‘Text-Driven Jurisdiction in Cyberspace’ (Keynote Hart Workshop 26-28 April 2021) (n 1) at p. 4. ↩
R. Ford, ‘A History of Jurisdiction’ (1999) 97 Michigan Law Review 843, 843. ↩
Ibid at p. 854. ↩
M. Hildebrandt, ‘Extraterritorial Jurisdiction to Enforce in Cyberspace?
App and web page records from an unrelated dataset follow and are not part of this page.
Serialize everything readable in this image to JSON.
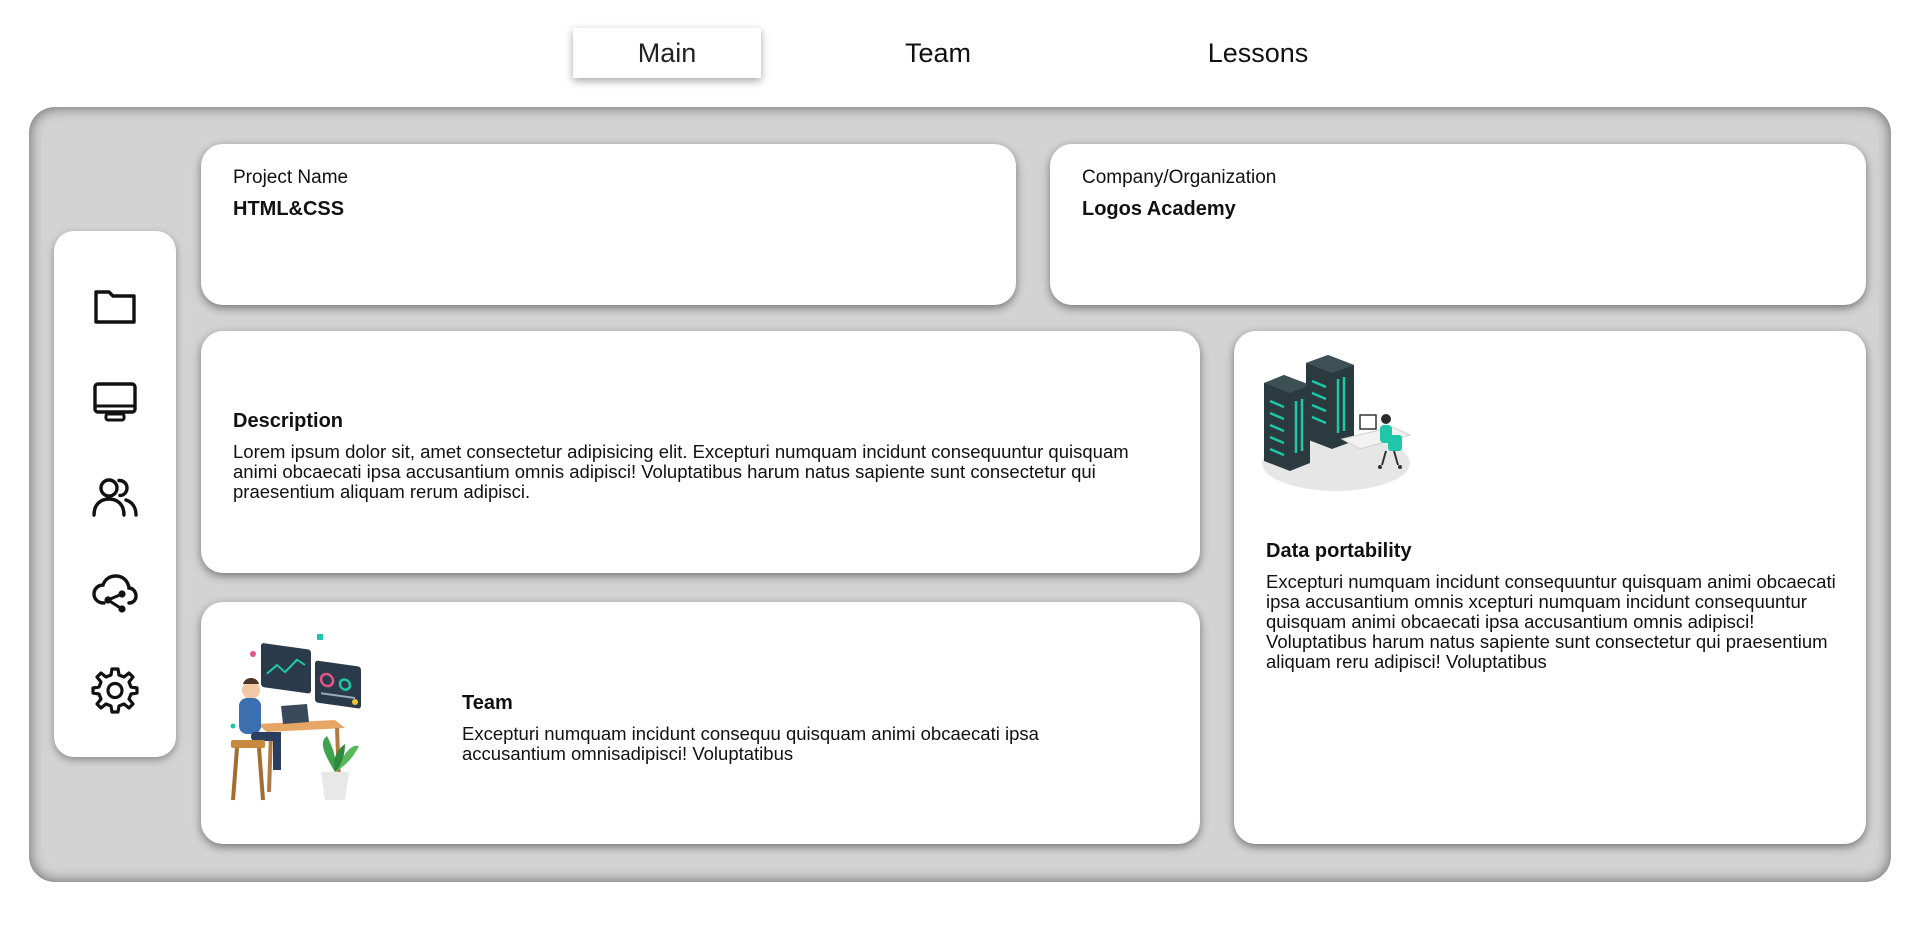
{
  "nav": {
    "tabs": [
      {
        "label": "Main",
        "active": true
      },
      {
        "label": "Team",
        "active": false
      },
      {
        "label": "Lessons",
        "active": false
      }
    ]
  },
  "sidebar": {
    "items": [
      {
        "icon": "folder-icon"
      },
      {
        "icon": "monitor-icon"
      },
      {
        "icon": "users-icon"
      },
      {
        "icon": "cloud-share-icon"
      },
      {
        "icon": "gear-icon"
      }
    ]
  },
  "project": {
    "label": "Project Name",
    "value": "HTML&CSS"
  },
  "company": {
    "label": "Company/Organization",
    "value": "Logos Academy"
  },
  "description": {
    "heading": "Description",
    "body": "Lorem ipsum dolor sit, amet consectetur adipisicing elit. Excepturi numquam incidunt consequuntur quisquam animi obcaecati ipsa accusantium omnis adipisci! Voluptatibus harum natus sapiente sunt consectetur qui praesentium aliquam rerum adipisci."
  },
  "team": {
    "heading": "Team",
    "body": "Excepturi numquam incidunt consequu quisquam animi obcaecati ipsa accusantium omnisadipisci! Voluptatibus"
  },
  "data_portability": {
    "heading": "Data portability",
    "body": "Excepturi numquam incidunt consequuntur quisquam animi obcaecati ipsa accusantium omnis xcepturi numquam incidunt consequuntur quisquam animi obcaecati ipsa accusantium omnis adipisci! Voluptatibus harum natus sapiente sunt consectetur qui praesentium aliquam reru adipisci! Voluptatibus"
  },
  "colors": {
    "panel_bg": "#d3d3d3",
    "card_bg": "#ffffff",
    "accent_teal": "#1fc6a8",
    "server_dark": "#2b3a3e"
  }
}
Bodin, Schmitt, Grotius in Cyberspace’ (2013) 63 (2) University of Toronto Law Journal 196, at pp. 206-7. ↩
Ford (n 1) at p. 854. ↩
Ibid at p. 870. ↩
‘Text-Driven Jurisdiction in Cyberspace’ (n 1). ↩
M. Shaw, International Law (CUP, 2014) at p. 469. ↩
J. Waldron, ‘The Rule of Law and the Importance of Procedure’ (2011) 50 Nomos 3-31. ↩
R. Bilder, ‘Perspectives on Sovereignty in the Current Context: An American Viewpoint’ (1994) 20 Canada-United States Law Journal 9, pp. 10-11 (footnotes omitted). ↩
Montevideo Convention on Rights and Duties of States, opened for signature 26 December 1933, 165 LNTS 19 (entered into force 26 December 1934), article 1. ↩
F. Johns, ‘Data Territories: Changing Architectures of Association in International Law’ (2016) Netherlands Yearbook of International Law 107. ↩
Vattell 1760, p. 137 as cited in F. Johns, ‘Data Territories: Changing Architectures of Association in International Law’ (n 12). ↩
N.M. Rajkovic, ‘The Visual Conquest of International Law: Brute Boundaries, the Map, and the Legacy of Cartogenesis’ (2018) 31 (2) Leiden Journal of International Law 267, at pp. 284-85. ↩
Ibid at p. 286. ↩
My thanks to Dimitri van den Meerssche for pointing me to this article and his interesting points made during discussions with the COHUBICOL team on the notions of jurisdiction and territory. ↩
Rajkovic (n 14) at p. 275. ↩
B. Latour, ‘Onus Orbis Terrarum: About a Possible Shift in the Definition of Sovereignty’ (2016) 44 Millennium 305, at 308-9 as cited in Rajkovic (n 14) at p. 282. ↩
W. Rankin, After the Map: Cartography, Navigation, and the Transformation of Territory in the Twentieth Century (University of Chicago Press, 2016), pp. 2-5 as cited in Rajkovic (n 14) at p. 271. ↩
L. Wittgenstein, On Certainty (Anscombe and von Wight eds. 1972) at sec. 211 as cited in Rajkovic (n 14) at p. 275. ↩